→ **Task details**: The word "Good" may appear in some lines of the data; copy every such line.
%%
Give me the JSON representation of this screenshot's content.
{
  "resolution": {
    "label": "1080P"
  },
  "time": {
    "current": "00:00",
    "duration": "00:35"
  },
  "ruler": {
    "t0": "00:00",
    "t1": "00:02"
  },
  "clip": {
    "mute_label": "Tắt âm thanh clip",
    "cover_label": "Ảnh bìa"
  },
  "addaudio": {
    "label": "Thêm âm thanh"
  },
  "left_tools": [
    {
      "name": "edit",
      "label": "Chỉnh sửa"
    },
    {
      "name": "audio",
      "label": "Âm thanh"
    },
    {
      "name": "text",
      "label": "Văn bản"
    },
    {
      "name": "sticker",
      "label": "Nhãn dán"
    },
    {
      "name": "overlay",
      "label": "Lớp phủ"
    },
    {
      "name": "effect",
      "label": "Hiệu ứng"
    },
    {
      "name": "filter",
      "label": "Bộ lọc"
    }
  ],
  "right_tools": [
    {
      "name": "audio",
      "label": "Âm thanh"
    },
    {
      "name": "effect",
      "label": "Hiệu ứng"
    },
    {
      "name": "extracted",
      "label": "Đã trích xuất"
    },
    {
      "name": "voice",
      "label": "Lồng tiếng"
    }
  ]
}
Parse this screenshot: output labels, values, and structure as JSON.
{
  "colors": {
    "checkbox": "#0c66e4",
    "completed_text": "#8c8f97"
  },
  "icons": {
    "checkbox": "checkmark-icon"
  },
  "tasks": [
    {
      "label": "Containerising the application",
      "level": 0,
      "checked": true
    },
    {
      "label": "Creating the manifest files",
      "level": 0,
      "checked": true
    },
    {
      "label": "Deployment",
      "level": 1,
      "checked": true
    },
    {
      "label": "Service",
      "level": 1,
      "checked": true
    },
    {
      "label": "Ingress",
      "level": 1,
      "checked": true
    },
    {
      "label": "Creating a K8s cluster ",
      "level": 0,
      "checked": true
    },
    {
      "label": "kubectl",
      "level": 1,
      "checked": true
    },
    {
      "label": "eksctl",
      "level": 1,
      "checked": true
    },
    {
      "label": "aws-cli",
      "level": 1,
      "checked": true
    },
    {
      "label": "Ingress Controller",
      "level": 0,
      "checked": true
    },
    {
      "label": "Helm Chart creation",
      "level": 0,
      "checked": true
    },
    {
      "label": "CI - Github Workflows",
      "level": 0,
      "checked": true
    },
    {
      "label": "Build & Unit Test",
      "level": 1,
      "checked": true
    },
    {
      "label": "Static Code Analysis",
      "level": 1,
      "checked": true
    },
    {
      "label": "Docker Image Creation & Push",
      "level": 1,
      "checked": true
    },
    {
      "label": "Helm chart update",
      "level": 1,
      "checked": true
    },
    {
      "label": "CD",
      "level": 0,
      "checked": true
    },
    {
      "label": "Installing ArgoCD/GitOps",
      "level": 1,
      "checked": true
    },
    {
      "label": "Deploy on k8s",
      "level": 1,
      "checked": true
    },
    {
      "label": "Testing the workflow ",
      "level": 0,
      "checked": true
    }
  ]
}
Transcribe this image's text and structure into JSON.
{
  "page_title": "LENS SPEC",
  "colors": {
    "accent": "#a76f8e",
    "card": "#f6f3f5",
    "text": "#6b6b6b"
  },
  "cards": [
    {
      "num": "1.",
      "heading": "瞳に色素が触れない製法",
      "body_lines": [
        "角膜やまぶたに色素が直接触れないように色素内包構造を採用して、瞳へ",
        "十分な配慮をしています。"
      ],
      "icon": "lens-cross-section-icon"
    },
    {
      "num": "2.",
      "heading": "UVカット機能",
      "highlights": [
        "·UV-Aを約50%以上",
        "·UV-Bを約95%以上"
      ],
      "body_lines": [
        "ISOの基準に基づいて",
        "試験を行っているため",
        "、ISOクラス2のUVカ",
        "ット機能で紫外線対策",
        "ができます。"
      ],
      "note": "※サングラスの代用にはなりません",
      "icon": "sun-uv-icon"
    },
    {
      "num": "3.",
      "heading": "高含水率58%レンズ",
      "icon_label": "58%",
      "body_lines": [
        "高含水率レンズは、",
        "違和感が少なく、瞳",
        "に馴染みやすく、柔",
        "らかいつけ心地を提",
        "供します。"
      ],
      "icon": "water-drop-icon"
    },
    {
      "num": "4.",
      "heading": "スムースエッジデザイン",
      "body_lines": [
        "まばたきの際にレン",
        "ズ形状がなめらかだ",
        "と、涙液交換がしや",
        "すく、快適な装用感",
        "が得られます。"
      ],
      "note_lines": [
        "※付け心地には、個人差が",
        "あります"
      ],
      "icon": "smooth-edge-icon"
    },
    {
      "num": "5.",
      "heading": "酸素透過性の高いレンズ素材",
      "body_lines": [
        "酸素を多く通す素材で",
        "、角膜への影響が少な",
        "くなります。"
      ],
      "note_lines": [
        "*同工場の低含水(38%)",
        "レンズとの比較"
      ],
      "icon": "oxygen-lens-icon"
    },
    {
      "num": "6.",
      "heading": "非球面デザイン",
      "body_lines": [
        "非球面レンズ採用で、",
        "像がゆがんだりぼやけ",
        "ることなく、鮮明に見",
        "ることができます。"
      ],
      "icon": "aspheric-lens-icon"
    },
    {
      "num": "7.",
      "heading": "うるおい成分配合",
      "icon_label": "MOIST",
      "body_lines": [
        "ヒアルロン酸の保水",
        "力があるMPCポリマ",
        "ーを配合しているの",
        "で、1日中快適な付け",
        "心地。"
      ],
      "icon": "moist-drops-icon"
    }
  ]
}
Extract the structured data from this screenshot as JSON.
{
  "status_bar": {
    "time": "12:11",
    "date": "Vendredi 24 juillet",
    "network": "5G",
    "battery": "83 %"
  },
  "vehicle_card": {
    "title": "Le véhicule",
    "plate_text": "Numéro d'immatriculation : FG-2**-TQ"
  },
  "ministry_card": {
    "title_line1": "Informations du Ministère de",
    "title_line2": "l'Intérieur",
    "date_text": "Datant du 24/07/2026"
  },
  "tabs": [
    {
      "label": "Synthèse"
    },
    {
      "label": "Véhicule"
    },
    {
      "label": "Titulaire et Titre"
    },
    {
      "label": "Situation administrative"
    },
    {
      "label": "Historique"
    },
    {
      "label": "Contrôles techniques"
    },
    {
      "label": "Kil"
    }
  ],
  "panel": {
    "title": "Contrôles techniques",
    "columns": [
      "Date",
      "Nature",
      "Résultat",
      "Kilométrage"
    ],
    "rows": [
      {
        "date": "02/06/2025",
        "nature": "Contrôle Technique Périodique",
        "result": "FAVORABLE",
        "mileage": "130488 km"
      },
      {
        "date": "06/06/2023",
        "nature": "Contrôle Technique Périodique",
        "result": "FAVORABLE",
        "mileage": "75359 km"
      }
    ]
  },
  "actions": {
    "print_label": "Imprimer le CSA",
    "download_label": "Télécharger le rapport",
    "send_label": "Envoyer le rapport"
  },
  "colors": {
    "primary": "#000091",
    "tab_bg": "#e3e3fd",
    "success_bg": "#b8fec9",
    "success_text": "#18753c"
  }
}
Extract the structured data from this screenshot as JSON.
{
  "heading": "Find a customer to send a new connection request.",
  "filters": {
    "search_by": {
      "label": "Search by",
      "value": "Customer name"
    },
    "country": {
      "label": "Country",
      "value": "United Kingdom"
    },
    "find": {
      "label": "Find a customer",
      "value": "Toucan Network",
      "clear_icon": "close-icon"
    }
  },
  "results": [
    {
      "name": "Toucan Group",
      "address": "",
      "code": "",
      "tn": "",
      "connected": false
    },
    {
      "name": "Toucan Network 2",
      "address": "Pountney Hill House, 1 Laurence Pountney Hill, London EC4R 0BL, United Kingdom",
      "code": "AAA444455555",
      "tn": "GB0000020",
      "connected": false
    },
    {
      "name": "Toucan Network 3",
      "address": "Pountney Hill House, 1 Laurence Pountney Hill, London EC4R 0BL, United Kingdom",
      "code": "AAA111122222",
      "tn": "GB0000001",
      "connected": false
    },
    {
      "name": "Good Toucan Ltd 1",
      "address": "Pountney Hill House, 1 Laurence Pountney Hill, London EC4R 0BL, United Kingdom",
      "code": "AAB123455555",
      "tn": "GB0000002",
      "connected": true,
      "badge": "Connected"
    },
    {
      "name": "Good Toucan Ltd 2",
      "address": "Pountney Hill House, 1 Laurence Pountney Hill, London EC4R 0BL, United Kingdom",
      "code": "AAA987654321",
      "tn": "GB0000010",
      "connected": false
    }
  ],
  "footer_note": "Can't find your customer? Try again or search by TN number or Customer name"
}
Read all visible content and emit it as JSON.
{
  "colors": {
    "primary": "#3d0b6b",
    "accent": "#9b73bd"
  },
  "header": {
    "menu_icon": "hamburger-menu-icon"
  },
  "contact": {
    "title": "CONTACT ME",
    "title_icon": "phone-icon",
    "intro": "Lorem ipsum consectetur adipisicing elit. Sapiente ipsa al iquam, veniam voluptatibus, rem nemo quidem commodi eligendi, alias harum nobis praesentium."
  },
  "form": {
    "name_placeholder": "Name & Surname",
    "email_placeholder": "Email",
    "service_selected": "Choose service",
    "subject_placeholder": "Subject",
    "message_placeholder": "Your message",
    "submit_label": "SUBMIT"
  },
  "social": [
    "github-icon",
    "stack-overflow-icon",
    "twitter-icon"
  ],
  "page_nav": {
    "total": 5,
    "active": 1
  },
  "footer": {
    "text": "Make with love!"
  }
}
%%
→ **Finished exercise**:
      "name": "Good Toucan Ltd 1",
      "name": "Good Toucan Ltd 2",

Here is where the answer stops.